Male Student A: My parents don't talk about that stuff. Will you tell me?
Female Student B: Uh, no.
Male Student A: C'mon, I wanna hear the story.
Female Student B: Why birds and bees anyway? That can't work out. Hey, baby, hold still (student is now thrusting her pelvis). Why birds and bees? They aren't even the same size.
ME: (Because I had to jump in) It's not birds with bees; it's birds with birds and bees with bees.
Female Student A: So, why don't they call it the "birds talk?"
Male Student B: Why do they use two animals anyway?
Female Student A: Well, they can't use a human and an animal.
Male Student B: That won't work anyway. Animals can't have sex with humans.
Female Student A: Yes they can!
Male Student B: Oh, yeah. Beastiology.
Monday, November 26, 2012
Wednesday, October 17, 2012
Today's Tip: I tried something new this week, and I thought it was worth sharing. My juniors wrote an essay analyzing Patrick Henry's "Speech to the Virginia Convention," and the results were less than stellar. The rubric (a generic one based on the AP English Language exam) is on a scale of 1 to 9. I told them to rewrite their essays based on my comments and aim for a score of 8. I met one-on-one with students after school yesterday and dealt with "biggest bang for the buck" strategies. The revisions I got today were remarkably improved!
Today's Resource: I discovered a website on Monday, and I was delighted by all the freebies.

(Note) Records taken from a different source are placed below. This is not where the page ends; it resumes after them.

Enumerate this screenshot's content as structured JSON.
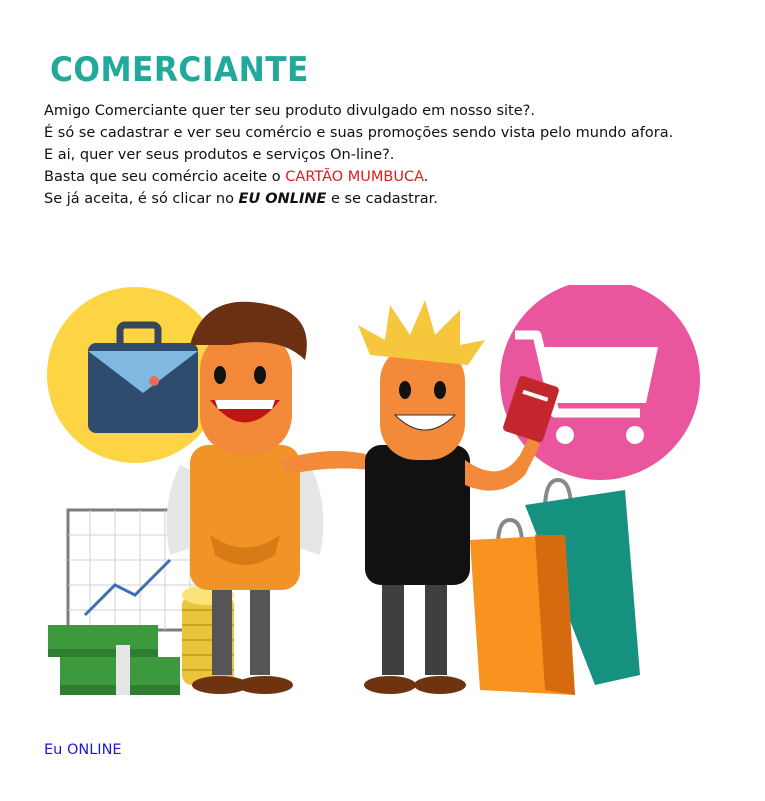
{
  "page": {
    "title": "COMERCIANTE",
    "title_color": "#23a89c"
  },
  "intro": {
    "line1": "Amigo Comerciante quer ter seu produto divulgado em nosso site?.",
    "line2": "É só se cadastrar e ver seu comércio e suas promoções sendo vista pelo mundo afora.",
    "line3": "E ai, quer ver seus produtos e serviços On-line?.",
    "line4_prefix": "Basta que seu comércio aceite o ",
    "line4_highlight": "CARTÃO MUMBUCA",
    "line4_suffix": ".",
    "line5_prefix": "Se já aceita, é só clicar no ",
    "line5_emphasis": "EU ONLINE",
    "line5_suffix": " e se cadastrar."
  },
  "illustration": {
    "icons": [
      "briefcase-icon",
      "shopping-cart-icon",
      "chart-icon",
      "money-stack-icon",
      "coin-stack-icon",
      "shopping-bag-icon",
      "credit-card-icon"
    ],
    "colors": {
      "yellow_circle": "#fcd444",
      "pink_circle": "#e9569e",
      "apron": "#f29327",
      "teal_bag": "#16907f",
      "orange_bag": "#f7931e",
      "money": "#3c9a3d",
      "shirt": "#111111"
    }
  },
  "footer": {
    "link_label": "Eu ONLINE",
    "link_color": "#1a1ad6"
  }
}
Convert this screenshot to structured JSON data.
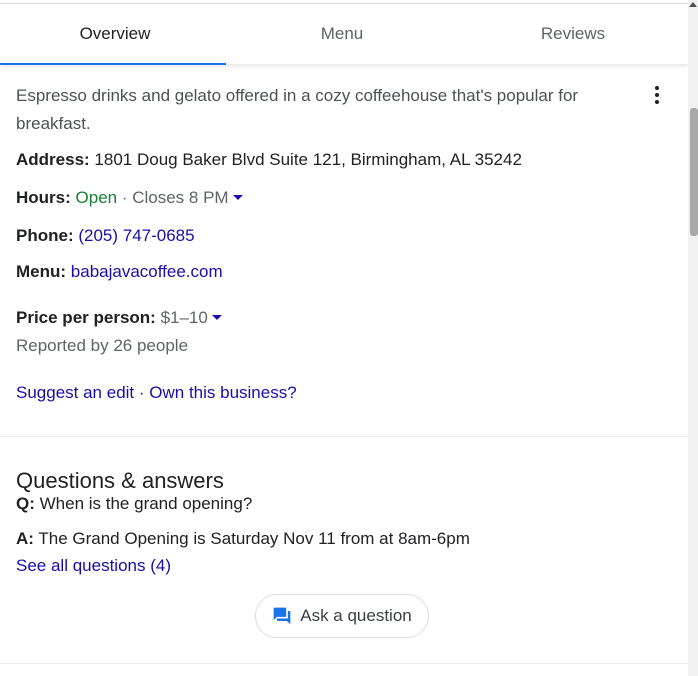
{
  "tabs": [
    {
      "label": "Overview",
      "active": true
    },
    {
      "label": "Menu",
      "active": false
    },
    {
      "label": "Reviews",
      "active": false
    }
  ],
  "description": "Espresso drinks and gelato offered in a cozy coffeehouse that's popular for breakfast.",
  "address": {
    "label": "Address:",
    "value": "1801 Doug Baker Blvd Suite 121, Birmingham, AL 35242"
  },
  "hours": {
    "label": "Hours:",
    "status": "Open",
    "separator": " · ",
    "closes": "Closes 8 PM"
  },
  "phone": {
    "label": "Phone:",
    "value": "(205) 747-0685"
  },
  "menu": {
    "label": "Menu:",
    "value": "babajavacoffee.com"
  },
  "price": {
    "label": "Price per person:",
    "value": "$1–10",
    "reported": "Reported by 26 people"
  },
  "edit_links": {
    "suggest": "Suggest an edit",
    "separator": " · ",
    "own": "Own this business?"
  },
  "qa": {
    "title": "Questions & answers",
    "q_prefix": "Q:",
    "question": "When is the grand opening?",
    "a_prefix": "A:",
    "answer": "The Grand Opening is Saturday Nov 11 from at 8am-6pm",
    "see_all": "See all questions (4)",
    "ask_button": "Ask a question"
  },
  "colors": {
    "link": "#1a0dab",
    "open": "#188038",
    "accent": "#1a73e8"
  }
}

Check out all these graphic organizers!
Monday, October 8, 2012
I had a personal essay in which the girl said she was in the International Bachelorette Programme. I think Microsoft Word did a weird spellcheck!
Today's Tip: I tend to teach in small chunks, hover over them until students demonstrate proficiency, and then move on. Here's my tip: Instead of evaluating an entire draft, have an essay come to you in pieces. For example, if you have 30 students in a class, you can zip through 30 body paragraphs and give instant feedback. The next day, students revise that one paragraph and then plan and draft the next. You'll find that the second body paragraph that comes in will be a bit more refined than the first, and you may avoid marking the same issues over and over. This strategy is especially helpful with struggling students.
Today's Resource: YOU! In the Comments, give your best tip for dealing with the paper load in an English classroom.
Saturday, October 6, 2012
The blue rhino is kissing a very elaborate skyscraper.
The Asian girl is really limping the special window.
A butt-ugly teacher is unfortunately squishing a stupified house.
The ugly kangaroo was happily thrusting the stupendous apartment.
The indigo mother was thrustingly tackling the greasy Mexican boy.
The slow Asian girl had spiritually impaled the Negro water.
A pretty elephant seal was gently stroking a secret paper.
The kissing chair is stupendously attacking the red acne.
The ridiculous soccer mom was mostly trapezed on the spacious hibachi.
A dumb worker had hurriedly thrusted the green platypus poop.
Why try this exercise? My students found it to be a great parts of speech review although that wasn't my purpose. I wanted to make the point that writers DO NOT structure their sentences by accident, that we are VERY deliberate about the placement of words. I moved from this "game" to an analysis of syntax in a short passage.
Wednesday, October 3, 2012
Today's Tip: Research indicates that you can get the most bang for your buck teaching writing at the sentence level with mini lessons on structure. Today as a bellringer review, my students pulled compound-complex sentences from their writing --or what they they thought were compound-complex sentences--and put them on the board. Each student had to go to a different sentence and mark the independent and dependent clauses and determine whether or not it was CD-CX. The kids got to move, evaluate, and socialize--the trifecta of teendom!
Today's Resource: I have two free resources for my teaching buddies today.
The first is a chart to help students analyze tonight's presidential debate.
Obama-Romney "Debate" Analysis Chart
The second is a handy PDF for making a Formative Flip, a quick assessment tool that can be used in ANY classroom.